Give back all of the data exactly as it stands, with the pictures removed.

╭─ SOURCE DATA

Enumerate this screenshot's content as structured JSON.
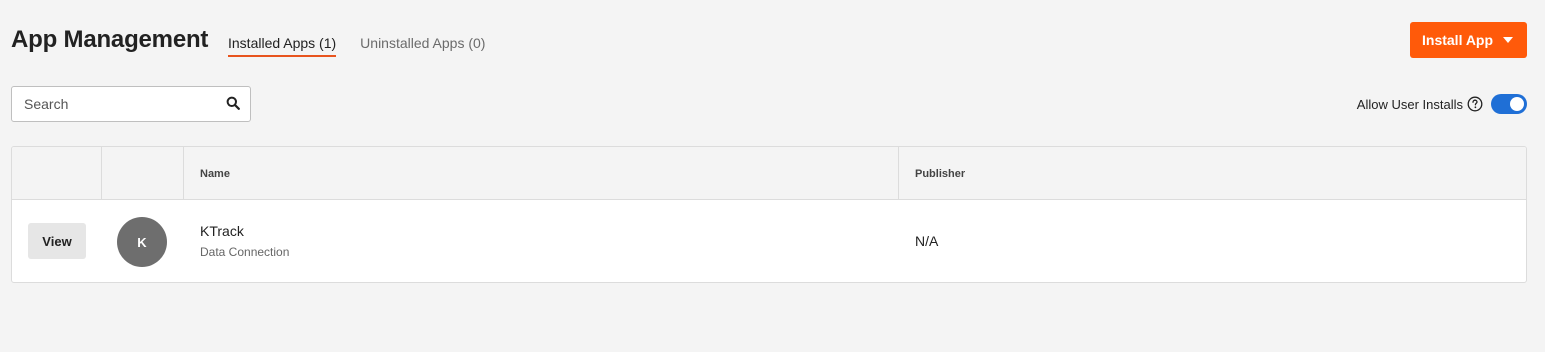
{
  "header": {
    "title": "App Management",
    "tabs": [
      {
        "label": "Installed Apps (1)",
        "active": true
      },
      {
        "label": "Uninstalled Apps (0)",
        "active": false
      }
    ],
    "install_button": {
      "label": "Install App",
      "icon": "caret-down-icon"
    }
  },
  "toolbar": {
    "search": {
      "placeholder": "Search",
      "value": "",
      "icon": "search-icon"
    },
    "allow_user_installs": {
      "label": "Allow User Installs",
      "help_icon": "help-icon",
      "enabled": true
    }
  },
  "table": {
    "columns": [
      "",
      "",
      "Name",
      "Publisher"
    ],
    "rows": [
      {
        "action_label": "View",
        "avatar_letter": "K",
        "name": "KTrack",
        "type": "Data Connection",
        "publisher": "N/A"
      }
    ]
  },
  "colors": {
    "accent": "#ff5a0a",
    "tab_underline": "#e8541e",
    "toggle_on": "#1f6fd6",
    "avatar_bg": "#6e6e6e",
    "page_bg": "#f4f4f4"
  }
}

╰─

=== COMPLETED EXERCISE ===
Enumerate this screenshot's content as structured JSON.
{
  "header": {
    "title": "App Management",
    "tabs": [
      {
        "label": "Installed Apps (1)",
        "active": true
      },
      {
        "label": "Uninstalled Apps (0)",
        "active": false
      }
    ],
    "install_button": {
      "label": "Install App",
      "icon": "caret-down-icon"
    }
  },
  "toolbar": {
    "search": {
      "placeholder": "Search",
      "value": "",
      "icon": "search-icon"
    },
    "allow_user_installs": {
      "label": "Allow User Installs",
      "help_icon": "help-icon",
      "enabled": true
    }
  },
  "table": {
    "columns": [
      "",
      "",
      "Name",
      "Publisher"
    ],
    "rows": [
      {
        "action_label": "View",
        "avatar_letter": "K",
        "name": "KTrack",
        "type": "Data Connection",
        "publisher": "N/A"
      }
    ]
  },
  "colors": {
    "accent": "#ff5a0a",
    "tab_underline": "#e8541e",
    "toggle_on": "#1f6fd6",
    "avatar_bg": "#6e6e6e",
    "page_bg": "#f4f4f4"
  }
}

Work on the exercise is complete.